Although various representative embodiments of this invention have been described above with a certain degree of particularity, those skilled in the art could make numerous alterations to the disclosed embodiments without departing from the spirit or scope of the inventive subject matter set forth in the specification and claims. All directional references (e.g., upper, lower, upward, downward, left, right, leftward, rightward, top, bottom, above, below, vertical, horizontal, clockwise, and counterclockwise) are only used for identification purposes to aid the reader's understanding of the embodiments of the present invention, and do not create limitations, particularly as to the position, orientation, or use of the invention unless specifically set forth in the claims. Joinder references (e.g., attached, coupled, connected, and the like) are to be construed broadly and may include intermediate members between a connection of elements and relative movement between elements. As such, joinder references do not necessarily infer that two elements are directly connected and in fixed relation to each other.

In some instances, components are described with reference to “ends” or the like having a particular characteristic and/or being connected to another part. However, those skilled in the art will recognize that the present invention is not limited to components which terminate immediately beyond their points of connection with other parts. Thus, the term “end” should be interpreted broadly, in a manner that includes areas adjacent, rearward, forward of, or otherwise near the terminus of a particular element, link, component, member or the like. In methodologies directly or indirectly set forth herein, various steps and operations are described in one possible order of operation, but those skilled in the art will recognize that steps and operations may be rearranged, replaced, or eliminated without necessarily departing from the spirit and scope of the present invention. It is intended that all matter contained in the above description or shown in the accompanying drawings shall be interpreted as illustrative only and not limiting. Changes in detail or structure may be made without departing from the spirit of the invention as defined in the appended claims.

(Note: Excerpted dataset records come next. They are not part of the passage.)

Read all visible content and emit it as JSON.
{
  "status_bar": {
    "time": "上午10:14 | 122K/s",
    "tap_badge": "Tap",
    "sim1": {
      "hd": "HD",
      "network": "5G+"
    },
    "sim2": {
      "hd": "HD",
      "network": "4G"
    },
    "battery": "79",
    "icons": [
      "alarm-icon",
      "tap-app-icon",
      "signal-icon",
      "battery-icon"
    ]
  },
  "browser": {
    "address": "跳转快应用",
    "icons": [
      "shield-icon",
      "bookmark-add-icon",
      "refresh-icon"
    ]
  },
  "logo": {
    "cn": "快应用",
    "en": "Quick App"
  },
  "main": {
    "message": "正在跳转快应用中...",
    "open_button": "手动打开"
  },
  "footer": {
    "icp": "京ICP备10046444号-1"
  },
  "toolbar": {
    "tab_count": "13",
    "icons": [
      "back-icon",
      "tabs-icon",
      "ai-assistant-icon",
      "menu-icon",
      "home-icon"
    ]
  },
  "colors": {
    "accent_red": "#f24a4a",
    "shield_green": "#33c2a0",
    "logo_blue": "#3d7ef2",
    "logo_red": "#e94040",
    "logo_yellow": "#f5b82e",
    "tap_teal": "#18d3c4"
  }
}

Referenced by
Citing PatentFiling datePublication dateApplicantTitle
US8336467May 4, 2010Dec 25, 2012Schaffert Paul ELiquid distribution apparatus for distributing liquid into a seed furrow
Classifications
U.S. Classification111/150
International ClassificationA01C7/08, A01C23/02, A01C5/04, A01C13/00
Cooperative ClassificationA01C5/062, A01C7/201, A01C23/025, A01C5/06, A01C7/06
European ClassificationA01C5/06B, A01C7/06, A01C5/06, A01C7/20B, A01C23/02C2